According to many well respected wholesale dealerships, including Blanchard and CollectorsInternet; in the past few months alone, Japanese investors have purchased over $50,000,000 (that’s $50 million) in U.S. collector coins.  This is important to note for several reasons.  Firstly, most Japanese are known for their investment intelligence.  For example, they hold a lot of real estate, gold and silver, which have increased in value by about 20% in the last few months.  Secondly, many tend to hold their investments for a lifetime, sometimes passing holdings along from generation to generation.  This $50 million in coins sucked out of the U.S. market last year will probably not be in U.S. hands for a long time, even if prices double or triple. “We have sold thousands of BU gold coins, Morgan dollars and type coins to Japanese investors just in the past two weeks of 2003,” reported Willis Brown of CollectorsInternet.com., “Everything from low grade Indian cents to average BU silver dollars and Choice BU gold coin.  They tend to buy everything we have that’s unslabbed, because they don’t want to pay higher prices for expensive slabbed coins than for the less expensive, unslabbed coins that are in strong demand and going to increase in value anyway.  We are already seeing larger e-mail orders from Taiwan and Europe”, he notes.  “We used to buy and sell holed, damaged large cents and seated coins for under a dollar each.  Now, we can’t get these for less than $4 each, a four-fold increase.  We were selling average BU (MS 60) Morgan dollars for $12 each last year, and now are offering to buy them back from customers for $18 each.  We were selling BU $20 gold coins for about $325 each last year, and now are offering to buy the same coins back at $425 each.  That’s a 30% increase for our customers in less than a year, and this applies to all coins across the board, from cents to dollars and gold, no matter how low the grades or prices.   But most of our customers are holding on to them, and we don’t blame them. 

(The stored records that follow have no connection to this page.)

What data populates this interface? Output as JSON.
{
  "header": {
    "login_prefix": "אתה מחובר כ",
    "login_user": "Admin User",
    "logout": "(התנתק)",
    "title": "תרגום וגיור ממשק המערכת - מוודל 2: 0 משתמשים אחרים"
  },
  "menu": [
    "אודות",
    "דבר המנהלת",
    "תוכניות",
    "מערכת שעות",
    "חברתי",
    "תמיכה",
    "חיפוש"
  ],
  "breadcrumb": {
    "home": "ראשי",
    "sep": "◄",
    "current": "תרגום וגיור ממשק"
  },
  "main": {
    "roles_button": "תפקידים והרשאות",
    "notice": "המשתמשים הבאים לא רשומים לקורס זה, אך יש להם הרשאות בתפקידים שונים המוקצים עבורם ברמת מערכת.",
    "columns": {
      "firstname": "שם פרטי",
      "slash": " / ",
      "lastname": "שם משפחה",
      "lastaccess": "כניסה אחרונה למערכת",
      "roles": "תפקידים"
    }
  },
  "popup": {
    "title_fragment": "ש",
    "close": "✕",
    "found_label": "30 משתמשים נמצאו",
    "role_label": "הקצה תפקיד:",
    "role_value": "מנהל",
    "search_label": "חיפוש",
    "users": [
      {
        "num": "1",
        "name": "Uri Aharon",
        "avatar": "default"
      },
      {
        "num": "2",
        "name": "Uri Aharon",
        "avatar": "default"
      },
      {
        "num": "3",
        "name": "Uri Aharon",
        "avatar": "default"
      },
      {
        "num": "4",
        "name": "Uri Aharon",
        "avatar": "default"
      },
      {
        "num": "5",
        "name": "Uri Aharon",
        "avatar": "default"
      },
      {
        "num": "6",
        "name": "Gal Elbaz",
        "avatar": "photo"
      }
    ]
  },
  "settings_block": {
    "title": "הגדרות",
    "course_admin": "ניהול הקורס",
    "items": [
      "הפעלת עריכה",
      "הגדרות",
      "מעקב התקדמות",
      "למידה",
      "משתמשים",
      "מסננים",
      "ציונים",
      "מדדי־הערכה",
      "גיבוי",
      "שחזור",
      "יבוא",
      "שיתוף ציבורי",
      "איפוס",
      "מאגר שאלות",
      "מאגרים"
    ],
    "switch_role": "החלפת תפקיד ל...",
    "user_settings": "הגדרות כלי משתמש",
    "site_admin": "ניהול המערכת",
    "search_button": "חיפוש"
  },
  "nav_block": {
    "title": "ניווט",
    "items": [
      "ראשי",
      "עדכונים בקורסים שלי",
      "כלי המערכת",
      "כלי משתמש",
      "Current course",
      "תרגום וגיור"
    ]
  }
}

“Collector coins of all types and denominations offer stability”, notes Greg Austin, a millionaire investor in Texas, “and I’m buying everything from half cents and large cent to Walking halves and silver dollars.  It’s not just about gold and silver, because collector coins satisfy the growing demand for rarity, art and history.  You can’t get that with the modern bullion coins.” Indeed, oil paintings that are much more fragile and vulnerable to the elements, are selling for tens of millions of dollars.  It appears that finally rare coins are catching up (see chart).   Many people from other Asian and European countries tend to follow what the smart Japanese do, and therefore many analysts predict that the $500 million spent by the Japanese will easily be tripled or more by the end of this year. 

Thirdly, add greater foreign demand to already strong demand here in the U.S., and we begin to see a coin boom probability like no other in history.  Fueling the demand for coins in the U.S. are the state quarters,  increased exposure to coins on the internet, positive press about rising coin prices in the news, and investors’ distrust of paper investors and more trust in solid investments that investors can hold , share and enjoy.  All reports so far from the FUN show indicate it was very difficult to buy anything, since most dealers had sold most of their inventory and were looking to buy more for their inventories. This law of supply and demand is just a small part of the large body of growing evidence that suggests we just may be in for a large and long coin boom that will probably be heard around the world pretty soon.

 Beverly Hills Coin Club
9903 Santa Monica #951
Beverly Hills, CA  90212

Questions? Need Help?  email info@bhcoinclub.org

Legal Notices  

by BHCoinClub.org  All material at this site is copyrighted and may not be reprinted in whole or in part, or stored, or transmitted by any means, including electronic.  
All commercial use, transmission and reproduction of this site is strictly prohibited by national and international laws.